**ACTIVITY**
Could you filter the records below and return each line that holds "camera"?

**RECORD SET**
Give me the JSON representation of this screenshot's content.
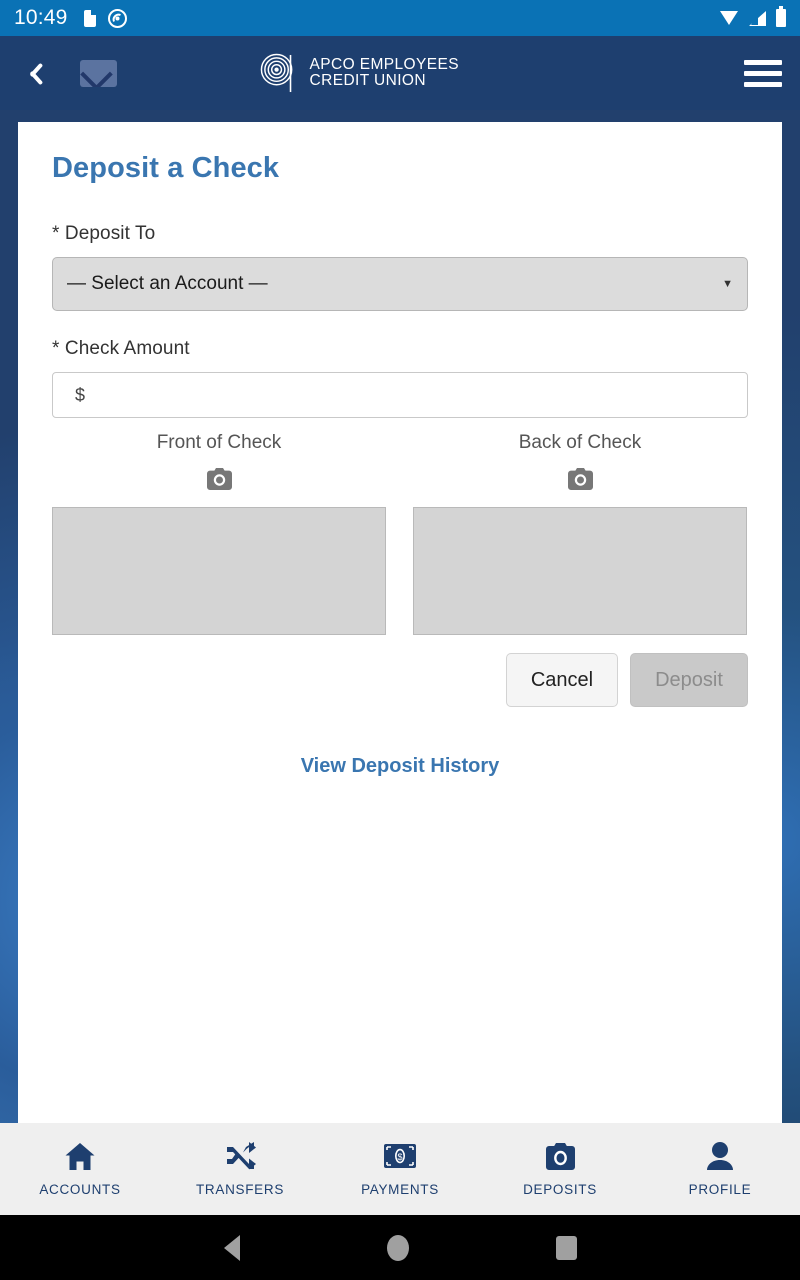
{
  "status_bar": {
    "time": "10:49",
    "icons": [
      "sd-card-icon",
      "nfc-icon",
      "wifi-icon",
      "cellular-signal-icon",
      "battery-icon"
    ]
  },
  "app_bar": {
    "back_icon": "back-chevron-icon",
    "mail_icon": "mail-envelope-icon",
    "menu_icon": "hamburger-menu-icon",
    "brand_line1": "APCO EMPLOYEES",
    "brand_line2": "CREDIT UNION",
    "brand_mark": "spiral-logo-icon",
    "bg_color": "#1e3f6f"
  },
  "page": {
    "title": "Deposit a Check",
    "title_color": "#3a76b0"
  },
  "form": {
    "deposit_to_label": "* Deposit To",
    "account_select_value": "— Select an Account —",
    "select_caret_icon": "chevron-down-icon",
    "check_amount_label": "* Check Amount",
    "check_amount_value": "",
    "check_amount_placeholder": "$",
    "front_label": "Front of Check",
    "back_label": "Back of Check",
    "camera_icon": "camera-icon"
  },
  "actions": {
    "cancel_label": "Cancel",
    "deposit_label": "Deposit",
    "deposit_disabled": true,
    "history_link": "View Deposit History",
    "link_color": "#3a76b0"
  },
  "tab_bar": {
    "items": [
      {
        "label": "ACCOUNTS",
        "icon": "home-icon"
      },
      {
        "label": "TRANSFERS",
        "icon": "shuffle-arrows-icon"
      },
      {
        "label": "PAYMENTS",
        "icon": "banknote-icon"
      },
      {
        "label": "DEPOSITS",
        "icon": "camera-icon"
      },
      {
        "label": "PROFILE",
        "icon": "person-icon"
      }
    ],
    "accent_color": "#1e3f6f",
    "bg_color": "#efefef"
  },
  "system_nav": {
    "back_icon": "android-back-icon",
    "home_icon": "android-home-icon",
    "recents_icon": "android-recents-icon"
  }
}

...

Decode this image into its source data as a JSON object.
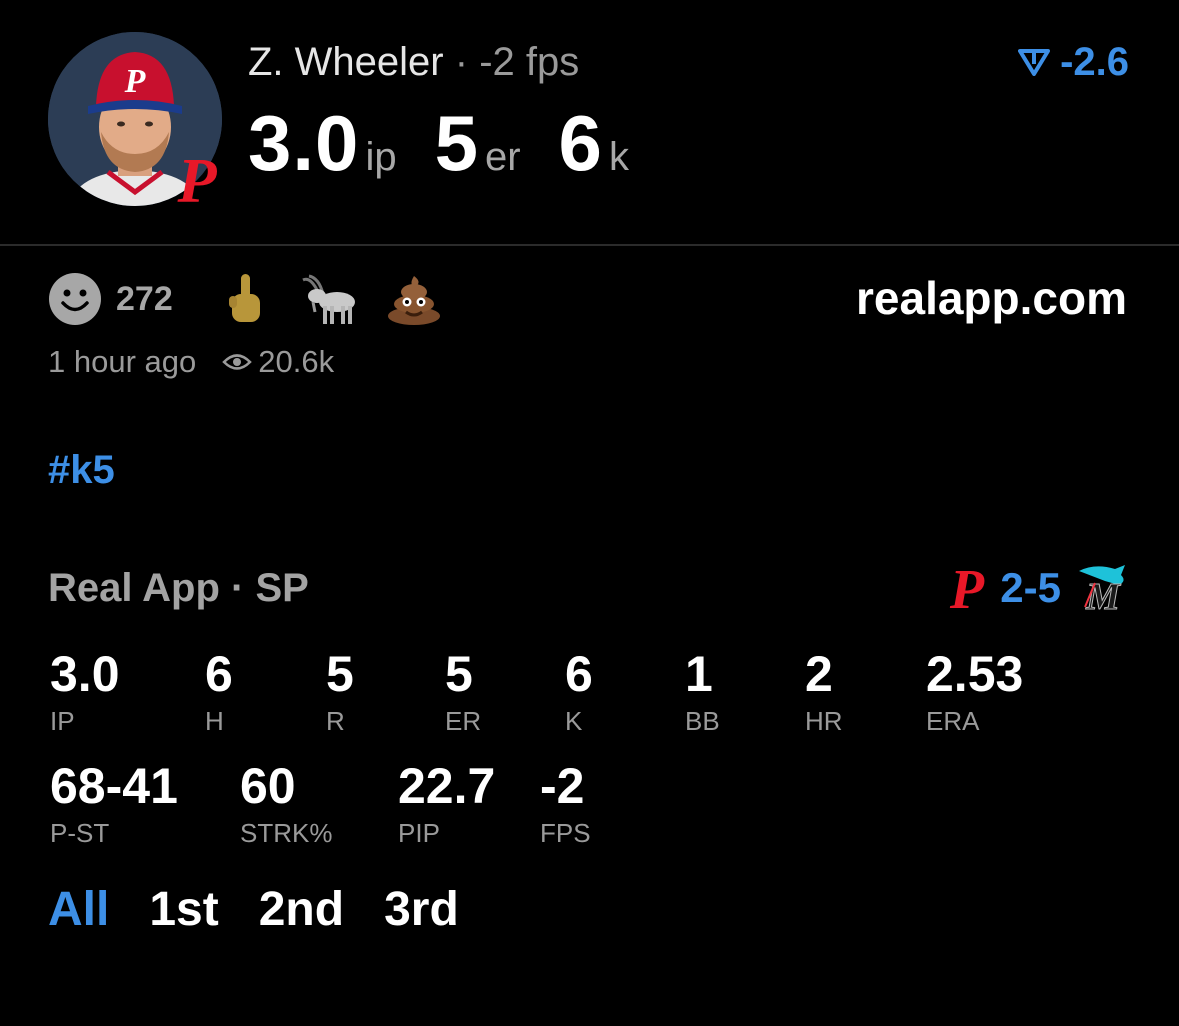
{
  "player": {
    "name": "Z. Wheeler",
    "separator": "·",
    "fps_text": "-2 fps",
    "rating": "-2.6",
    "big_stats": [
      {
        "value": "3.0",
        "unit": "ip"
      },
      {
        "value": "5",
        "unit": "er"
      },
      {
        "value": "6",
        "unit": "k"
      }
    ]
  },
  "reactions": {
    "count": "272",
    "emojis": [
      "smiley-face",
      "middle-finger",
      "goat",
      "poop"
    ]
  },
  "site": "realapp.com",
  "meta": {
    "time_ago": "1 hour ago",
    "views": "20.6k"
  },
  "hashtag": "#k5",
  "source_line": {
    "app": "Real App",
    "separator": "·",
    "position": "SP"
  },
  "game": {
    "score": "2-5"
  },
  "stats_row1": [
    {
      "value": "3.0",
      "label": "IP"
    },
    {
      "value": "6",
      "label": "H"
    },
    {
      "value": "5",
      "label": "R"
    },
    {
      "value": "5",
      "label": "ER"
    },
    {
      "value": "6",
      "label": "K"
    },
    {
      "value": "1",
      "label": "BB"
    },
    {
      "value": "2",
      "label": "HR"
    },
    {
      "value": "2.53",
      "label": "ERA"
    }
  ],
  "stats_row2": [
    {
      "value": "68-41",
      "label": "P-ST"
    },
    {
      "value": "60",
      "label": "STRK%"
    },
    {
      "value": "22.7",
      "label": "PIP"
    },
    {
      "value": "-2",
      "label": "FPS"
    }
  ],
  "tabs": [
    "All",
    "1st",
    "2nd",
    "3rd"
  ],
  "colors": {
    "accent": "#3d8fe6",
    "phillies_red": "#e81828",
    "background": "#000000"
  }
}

**TASK RESULT**
    "camera_icon": "camera-icon"
        "icon": "camera-icon"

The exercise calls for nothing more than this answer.